To close, the investment landscape is changing, and if you are interested in joining a unique, growing community of contrarian, value investors, and would like to see all of the historical trades and current positioning of the "Bet The Farm," and the "Best Ideas" Portfolios, please consider signing up for my premium research service, "The Contrarian". Reviews of the service can provide another perspective, so check out the reviews. To receive my future public articles on Seeking Alpha, please click the "Follow" button above. Thank you for your readership.


I wrote this article myself, and it expresses my own opinions. I am not receiving compensation for it (other than from Seeking Alpha). I have no business relationship with any company whose stock is mentioned in this article.

Additional disclosure: Every investor's situation is different. Positions can change at any time without warning. Please do your own due diligence and consult with your financial advisor, if you have one, before making any investment decisions. The author is not acting in an investment adviser capacity. The author's opinions expressed herein address only select aspects of potential investment in securities of the companies mentioned and cannot be a substitute for comprehensive investment analysis. The author recommends that potential and existing investors conduct thorough investment research of their own, including detailed review of the companies' SEC filings. Any opinions or estimates constitute the author's best judgment as of the date of publication, and are subject to change without notice.

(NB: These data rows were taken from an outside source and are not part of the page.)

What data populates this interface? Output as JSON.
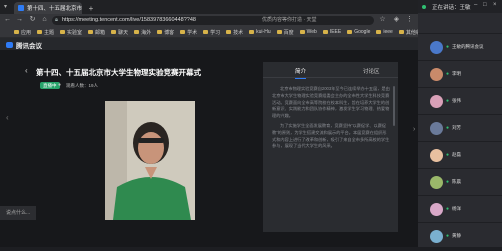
{
  "browser": {
    "tab_title": "第十四、十五届北京市大学生...",
    "url": "https://meeting.tencent.com/live/15839783660448??48",
    "search_placeholder": "优质内容等你打造 · 天堂",
    "bookmarks": [
      "应用",
      "主题",
      "实验室",
      "邮箱",
      "聊天",
      "海外",
      "博客",
      "学术",
      "学习",
      "技术",
      "kui-Hu",
      "百度",
      "Web",
      "IEEE",
      "Google",
      "ieee",
      "其他收藏"
    ]
  },
  "app": {
    "name": "腾讯会议",
    "meeting_title": "第十四、十五届北京市大学生物理实验竞赛开幕式",
    "live_label": "直播中",
    "viewers": "观看人数：19人",
    "tabs": [
      "简介",
      "讨论区"
    ],
    "intro_paragraphs": [
      "北京市物理实验竞赛自2003年至今已连续举办十五届，是由北京市大学生物理实验竞赛组委会主办的全市性大学生科技竞赛活动。竞赛面向全市高等院校在校本科生，旨在培养大学生的创新意识、实践能力和团队协作精神，激发学生学习物理、热爱物理的兴趣。",
      "为了实施学生全面发展教育，竞赛坚持“以赛促学、以赛促教”的原则，为学生搭建交流和展示的平台。本届竞赛在组织形式和内容上进行了改革和创新，吸引了来自全市多所高校的学生参与，展现了当代大学生的风采。"
    ],
    "chat_placeholder": "说点什么..."
  },
  "client": {
    "speaking": "正在讲话：王敏",
    "participants": [
      {
        "name": "王敏的腾讯会议",
        "avatar_color": "#4a78c9"
      },
      {
        "name": "李明",
        "avatar_color": "#c98a6a"
      },
      {
        "name": "张伟",
        "avatar_color": "#d9a1b8"
      },
      {
        "name": "刘芳",
        "avatar_color": "#6a7a9a"
      },
      {
        "name": "赵磊",
        "avatar_color": "#e8c0a0"
      },
      {
        "name": "陈晨",
        "avatar_color": "#9ab86a"
      },
      {
        "name": "杨洋",
        "avatar_color": "#d8a8c8"
      },
      {
        "name": "黄静",
        "avatar_color": "#7ab0d0"
      }
    ]
  }
}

Editor's Note: This article covers one or more stocks trading at less than $1 per share and/or with less than a $100 million market cap. Please be aware of the risks associated with these stocks.